(B) It occurs during G1 in the cell cycle.

(C) Inactive genes are replicated first.

(D) It starts with the synthesis of Okazaki fragments.

3. The answer is (A). Chromosome replication occurs during the S phase of the cell cycle. It starts when topoisomerase breaks a single strand of DNA, which causes DNA unwinding. Active genes are replicated early in S and inactive genes late in the S phase. Replication is semiconservative because there is one intact parental strand in a double helix of DNA and a newly synthesized strand.

4. The leading strand of DNA in the replication fork is synthesized by which one of the following mechanisms?

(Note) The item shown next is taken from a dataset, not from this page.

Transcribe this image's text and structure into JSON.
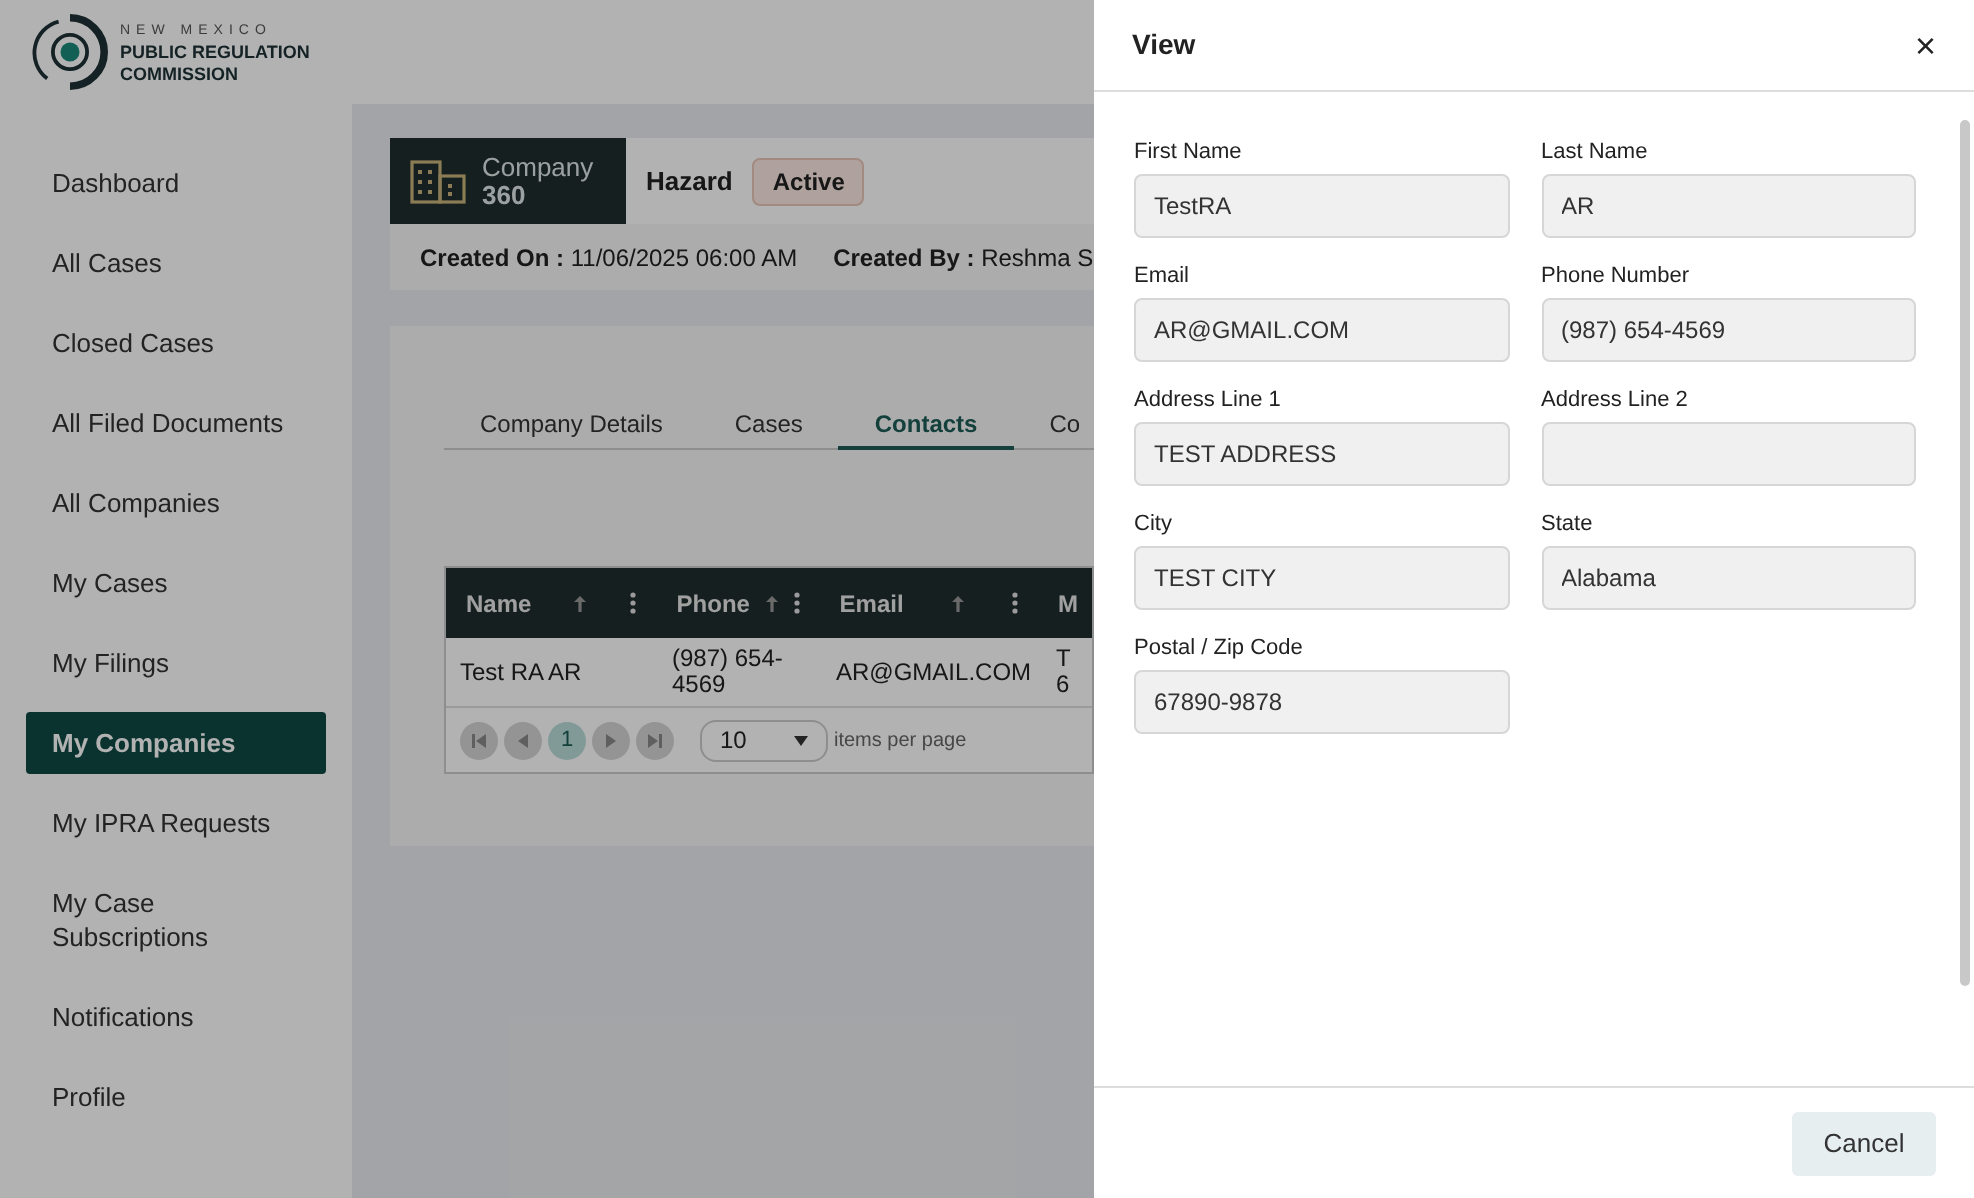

(A) continuously by DNA polymerase alpha.

(B) discontinuously by DNA polymerase delta.

(C) continuously by DNA polymerase delta.

(D) discontinuously by DNA polymerase alpha.

4. The answer is (C). The lagging strand of DNA is synthesized discontinuously by DNA polymerase alpha, which synthesizes Okazaki fragments, which then have to be joined by a DNA ligase. The leading strand of DNA is synthesized continuously by DNA polymerase delta.

5. The autosomal recessive disease Fanconi anemia is characterized by chromosome breakage and rearrangements and most individuals with the disease will develop some kind of cancer. Which one of the following is defective in individuals with Fanconi anemia?

(A) DNA polymerase delta

(B) DNA repair enzyme

(C) DNA ligase

(D) DNA primase

5. The answer is (B). In Fanconi anemia, DNA damage goes unrepaired and eventually reaches a point where the chromosome is unstable. The result is that there is chromosome breakage with rearrangements of chromosomal material. When a break occurs in a tumor suppressor gene, or proto-oncogenes are activated by chromosome rearrangements, the development of a malignancy is likely.